▶ _Given data_
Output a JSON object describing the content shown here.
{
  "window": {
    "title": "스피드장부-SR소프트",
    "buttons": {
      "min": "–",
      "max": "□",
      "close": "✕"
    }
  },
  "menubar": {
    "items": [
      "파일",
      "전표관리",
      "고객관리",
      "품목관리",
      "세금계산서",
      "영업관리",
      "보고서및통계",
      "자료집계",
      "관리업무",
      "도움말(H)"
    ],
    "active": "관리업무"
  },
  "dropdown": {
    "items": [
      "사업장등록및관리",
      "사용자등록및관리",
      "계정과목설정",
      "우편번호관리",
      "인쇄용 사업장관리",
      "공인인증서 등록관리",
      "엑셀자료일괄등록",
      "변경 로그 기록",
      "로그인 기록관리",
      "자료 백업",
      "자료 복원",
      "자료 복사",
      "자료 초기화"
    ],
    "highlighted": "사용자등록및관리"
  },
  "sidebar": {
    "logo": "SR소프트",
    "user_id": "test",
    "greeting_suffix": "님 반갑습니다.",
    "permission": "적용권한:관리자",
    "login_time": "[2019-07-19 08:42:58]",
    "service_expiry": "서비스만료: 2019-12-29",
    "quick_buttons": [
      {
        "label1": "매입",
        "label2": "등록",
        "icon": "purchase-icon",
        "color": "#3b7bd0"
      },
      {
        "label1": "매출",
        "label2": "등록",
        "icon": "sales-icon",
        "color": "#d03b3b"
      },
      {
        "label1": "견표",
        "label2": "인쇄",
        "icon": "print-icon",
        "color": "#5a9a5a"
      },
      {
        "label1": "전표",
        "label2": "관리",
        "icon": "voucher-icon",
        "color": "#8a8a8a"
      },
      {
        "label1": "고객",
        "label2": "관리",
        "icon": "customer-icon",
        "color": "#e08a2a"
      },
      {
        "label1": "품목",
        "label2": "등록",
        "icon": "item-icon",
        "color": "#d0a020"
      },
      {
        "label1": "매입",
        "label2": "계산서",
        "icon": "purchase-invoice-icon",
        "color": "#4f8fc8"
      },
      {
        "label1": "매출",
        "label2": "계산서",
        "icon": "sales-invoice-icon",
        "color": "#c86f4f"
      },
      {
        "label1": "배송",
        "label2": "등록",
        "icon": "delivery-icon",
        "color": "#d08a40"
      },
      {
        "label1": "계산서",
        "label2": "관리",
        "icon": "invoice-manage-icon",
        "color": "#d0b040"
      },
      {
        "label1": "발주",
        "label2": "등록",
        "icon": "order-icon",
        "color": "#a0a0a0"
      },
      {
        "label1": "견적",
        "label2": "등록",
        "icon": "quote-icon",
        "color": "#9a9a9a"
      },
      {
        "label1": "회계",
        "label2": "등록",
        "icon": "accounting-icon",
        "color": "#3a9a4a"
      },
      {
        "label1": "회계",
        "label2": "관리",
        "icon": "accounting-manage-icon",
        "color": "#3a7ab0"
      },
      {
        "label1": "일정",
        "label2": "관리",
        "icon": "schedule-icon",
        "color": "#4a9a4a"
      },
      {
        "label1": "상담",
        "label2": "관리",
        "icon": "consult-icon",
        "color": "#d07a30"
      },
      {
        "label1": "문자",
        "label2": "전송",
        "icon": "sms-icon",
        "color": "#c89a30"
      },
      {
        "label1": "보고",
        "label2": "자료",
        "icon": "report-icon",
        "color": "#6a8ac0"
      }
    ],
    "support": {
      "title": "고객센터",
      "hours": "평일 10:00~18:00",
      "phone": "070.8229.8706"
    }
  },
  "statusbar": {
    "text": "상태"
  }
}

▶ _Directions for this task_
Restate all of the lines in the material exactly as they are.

▶ _Expected answer_
Output a JSON object describing the content shown here.
{
  "window": {
    "title": "스피드장부-SR소프트",
    "buttons": {
      "min": "–",
      "max": "□",
      "close": "✕"
    }
  },
  "menubar": {
    "items": [
      "파일",
      "전표관리",
      "고객관리",
      "품목관리",
      "세금계산서",
      "영업관리",
      "보고서및통계",
      "자료집계",
      "관리업무",
      "도움말(H)"
    ],
    "active": "관리업무"
  },
  "dropdown": {
    "items": [
      "사업장등록및관리",
      "사용자등록및관리",
      "계정과목설정",
      "우편번호관리",
      "인쇄용 사업장관리",
      "공인인증서 등록관리",
      "엑셀자료일괄등록",
      "변경 로그 기록",
      "로그인 기록관리",
      "자료 백업",
      "자료 복원",
      "자료 복사",
      "자료 초기화"
    ],
    "highlighted": "사용자등록및관리"
  },
  "sidebar": {
    "logo": "SR소프트",
    "user_id": "test",
    "greeting_suffix": "님 반갑습니다.",
    "permission": "적용권한:관리자",
    "login_time": "[2019-07-19 08:42:58]",
    "service_expiry": "서비스만료: 2019-12-29",
    "quick_buttons": [
      {
        "label1": "매입",
        "label2": "등록",
        "icon": "purchase-icon",
        "color": "#3b7bd0"
      },
      {
        "label1": "매출",
        "label2": "등록",
        "icon": "sales-icon",
        "color": "#d03b3b"
      },
      {
        "label1": "견표",
        "label2": "인쇄",
        "icon": "print-icon",
        "color": "#5a9a5a"
      },
      {
        "label1": "전표",
        "label2": "관리",
        "icon": "voucher-icon",
        "color": "#8a8a8a"
      },
      {
        "label1": "고객",
        "label2": "관리",
        "icon": "customer-icon",
        "color": "#e08a2a"
      },
      {
        "label1": "품목",
        "label2": "등록",
        "icon": "item-icon",
        "color": "#d0a020"
      },
      {
        "label1": "매입",
        "label2": "계산서",
        "icon": "purchase-invoice-icon",
        "color": "#4f8fc8"
      },
      {
        "label1": "매출",
        "label2": "계산서",
        "icon": "sales-invoice-icon",
        "color": "#c86f4f"
      },
      {
        "label1": "배송",
        "label2": "등록",
        "icon": "delivery-icon",
        "color": "#d08a40"
      },
      {
        "label1": "계산서",
        "label2": "관리",
        "icon": "invoice-manage-icon",
        "color": "#d0b040"
      },
      {
        "label1": "발주",
        "label2": "등록",
        "icon": "order-icon",
        "color": "#a0a0a0"
      },
      {
        "label1": "견적",
        "label2": "등록",
        "icon": "quote-icon",
        "color": "#9a9a9a"
      },
      {
        "label1": "회계",
        "label2": "등록",
        "icon": "accounting-icon",
        "color": "#3a9a4a"
      },
      {
        "label1": "회계",
        "label2": "관리",
        "icon": "accounting-manage-icon",
        "color": "#3a7ab0"
      },
      {
        "label1": "일정",
        "label2": "관리",
        "icon": "schedule-icon",
        "color": "#4a9a4a"
      },
      {
        "label1": "상담",
        "label2": "관리",
        "icon": "consult-icon",
        "color": "#d07a30"
      },
      {
        "label1": "문자",
        "label2": "전송",
        "icon": "sms-icon",
        "color": "#c89a30"
      },
      {
        "label1": "보고",
        "label2": "자료",
        "icon": "report-icon",
        "color": "#6a8ac0"
      }
    ],
    "support": {
      "title": "고객센터",
      "hours": "평일 10:00~18:00",
      "phone": "070.8229.8706"
    }
  },
  "statusbar": {
    "text": "상태"
  }
}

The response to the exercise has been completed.